What needs to be done
Write out the material in full, matching each line exactly.

Input
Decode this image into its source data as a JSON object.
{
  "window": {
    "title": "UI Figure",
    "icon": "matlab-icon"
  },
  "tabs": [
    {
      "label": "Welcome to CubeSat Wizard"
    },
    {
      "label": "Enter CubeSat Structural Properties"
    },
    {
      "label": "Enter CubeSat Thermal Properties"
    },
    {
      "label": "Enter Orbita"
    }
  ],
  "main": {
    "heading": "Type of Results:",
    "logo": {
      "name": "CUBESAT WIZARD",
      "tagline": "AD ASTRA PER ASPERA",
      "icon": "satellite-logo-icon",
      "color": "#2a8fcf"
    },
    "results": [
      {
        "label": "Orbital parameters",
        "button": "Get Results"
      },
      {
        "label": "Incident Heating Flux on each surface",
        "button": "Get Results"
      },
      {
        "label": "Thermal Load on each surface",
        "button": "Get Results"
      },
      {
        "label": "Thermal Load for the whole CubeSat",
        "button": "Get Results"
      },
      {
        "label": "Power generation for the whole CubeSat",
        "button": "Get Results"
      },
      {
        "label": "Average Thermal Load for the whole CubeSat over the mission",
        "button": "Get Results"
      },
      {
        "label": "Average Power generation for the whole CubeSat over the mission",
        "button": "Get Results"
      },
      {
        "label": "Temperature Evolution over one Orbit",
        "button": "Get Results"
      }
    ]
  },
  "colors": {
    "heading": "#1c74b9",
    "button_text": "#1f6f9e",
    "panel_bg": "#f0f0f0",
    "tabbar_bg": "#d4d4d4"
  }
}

Result of the exercise
Decode this image into its source data as a JSON object.
{
  "window": {
    "title": "UI Figure",
    "icon": "matlab-icon"
  },
  "tabs": [
    {
      "label": "Welcome to CubeSat Wizard"
    },
    {
      "label": "Enter CubeSat Structural Properties"
    },
    {
      "label": "Enter CubeSat Thermal Properties"
    },
    {
      "label": "Enter Orbita"
    }
  ],
  "main": {
    "heading": "Type of Results:",
    "logo": {
      "name": "CUBESAT WIZARD",
      "tagline": "AD ASTRA PER ASPERA",
      "icon": "satellite-logo-icon",
      "color": "#2a8fcf"
    },
    "results": [
      {
        "label": "Orbital parameters",
        "button": "Get Results"
      },
      {
        "label": "Incident Heating Flux on each surface",
        "button": "Get Results"
      },
      {
        "label": "Thermal Load on each surface",
        "button": "Get Results"
      },
      {
        "label": "Thermal Load for the whole CubeSat",
        "button": "Get Results"
      },
      {
        "label": "Power generation for the whole CubeSat",
        "button": "Get Results"
      },
      {
        "label": "Average Thermal Load for the whole CubeSat over the mission",
        "button": "Get Results"
      },
      {
        "label": "Average Power generation for the whole CubeSat over the mission",
        "button": "Get Results"
      },
      {
        "label": "Temperature Evolution over one Orbit",
        "button": "Get Results"
      }
    ]
  },
  "colors": {
    "heading": "#1c74b9",
    "button_text": "#1f6f9e",
    "panel_bg": "#f0f0f0",
    "tabbar_bg": "#d4d4d4"
  }
}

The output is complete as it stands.